Dataset items:
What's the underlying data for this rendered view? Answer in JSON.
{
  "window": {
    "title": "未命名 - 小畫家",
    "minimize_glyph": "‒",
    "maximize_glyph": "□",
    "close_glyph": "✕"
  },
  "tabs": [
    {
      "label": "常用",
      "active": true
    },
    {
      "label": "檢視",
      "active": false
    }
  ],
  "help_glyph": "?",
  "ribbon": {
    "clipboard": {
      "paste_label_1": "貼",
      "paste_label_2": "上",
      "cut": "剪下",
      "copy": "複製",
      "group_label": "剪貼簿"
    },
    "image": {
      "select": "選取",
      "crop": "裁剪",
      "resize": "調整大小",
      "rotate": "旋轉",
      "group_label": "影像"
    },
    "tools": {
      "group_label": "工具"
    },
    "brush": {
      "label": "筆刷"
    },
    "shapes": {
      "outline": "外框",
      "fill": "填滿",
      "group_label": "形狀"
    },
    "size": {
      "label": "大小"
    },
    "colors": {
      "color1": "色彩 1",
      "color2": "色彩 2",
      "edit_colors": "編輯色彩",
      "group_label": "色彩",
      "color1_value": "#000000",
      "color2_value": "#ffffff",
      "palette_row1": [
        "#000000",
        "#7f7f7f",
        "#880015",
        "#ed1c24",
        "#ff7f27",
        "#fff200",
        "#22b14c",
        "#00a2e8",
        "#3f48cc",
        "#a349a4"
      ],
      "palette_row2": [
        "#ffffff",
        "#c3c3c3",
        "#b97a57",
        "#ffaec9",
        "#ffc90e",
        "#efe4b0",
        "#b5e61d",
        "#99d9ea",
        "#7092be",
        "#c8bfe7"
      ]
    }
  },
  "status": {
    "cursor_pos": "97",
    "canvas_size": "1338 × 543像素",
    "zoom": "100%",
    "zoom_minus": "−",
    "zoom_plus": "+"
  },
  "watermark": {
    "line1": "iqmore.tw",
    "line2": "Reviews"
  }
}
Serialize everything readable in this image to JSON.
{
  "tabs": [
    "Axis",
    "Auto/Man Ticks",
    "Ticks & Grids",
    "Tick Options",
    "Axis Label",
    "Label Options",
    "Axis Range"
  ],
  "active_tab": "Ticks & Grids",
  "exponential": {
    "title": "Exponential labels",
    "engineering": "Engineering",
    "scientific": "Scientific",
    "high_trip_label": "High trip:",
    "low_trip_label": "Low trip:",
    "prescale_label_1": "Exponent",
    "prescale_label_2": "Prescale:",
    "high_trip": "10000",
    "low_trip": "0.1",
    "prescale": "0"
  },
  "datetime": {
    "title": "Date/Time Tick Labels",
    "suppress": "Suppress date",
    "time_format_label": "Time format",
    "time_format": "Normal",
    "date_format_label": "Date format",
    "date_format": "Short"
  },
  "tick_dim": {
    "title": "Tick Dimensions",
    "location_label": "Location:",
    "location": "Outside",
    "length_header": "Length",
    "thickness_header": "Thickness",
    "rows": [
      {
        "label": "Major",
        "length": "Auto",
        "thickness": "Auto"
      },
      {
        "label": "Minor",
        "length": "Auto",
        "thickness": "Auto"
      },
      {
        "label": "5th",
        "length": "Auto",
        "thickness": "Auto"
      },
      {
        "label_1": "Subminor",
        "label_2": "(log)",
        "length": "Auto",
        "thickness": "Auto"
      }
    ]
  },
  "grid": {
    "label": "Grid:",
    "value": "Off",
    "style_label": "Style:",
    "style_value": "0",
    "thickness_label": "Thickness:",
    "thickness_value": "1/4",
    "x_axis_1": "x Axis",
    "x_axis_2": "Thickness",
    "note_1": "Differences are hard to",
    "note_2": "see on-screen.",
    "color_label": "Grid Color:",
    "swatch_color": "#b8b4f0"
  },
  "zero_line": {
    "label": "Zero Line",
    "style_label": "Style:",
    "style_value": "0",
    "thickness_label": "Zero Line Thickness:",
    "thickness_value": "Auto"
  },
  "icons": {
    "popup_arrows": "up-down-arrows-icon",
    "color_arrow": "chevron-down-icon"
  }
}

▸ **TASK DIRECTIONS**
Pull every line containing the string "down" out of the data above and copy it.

▸ **RESPONSE AREA**
    "popup_arrows": "up-down-arrows-icon",
    "color_arrow": "chevron-down-icon"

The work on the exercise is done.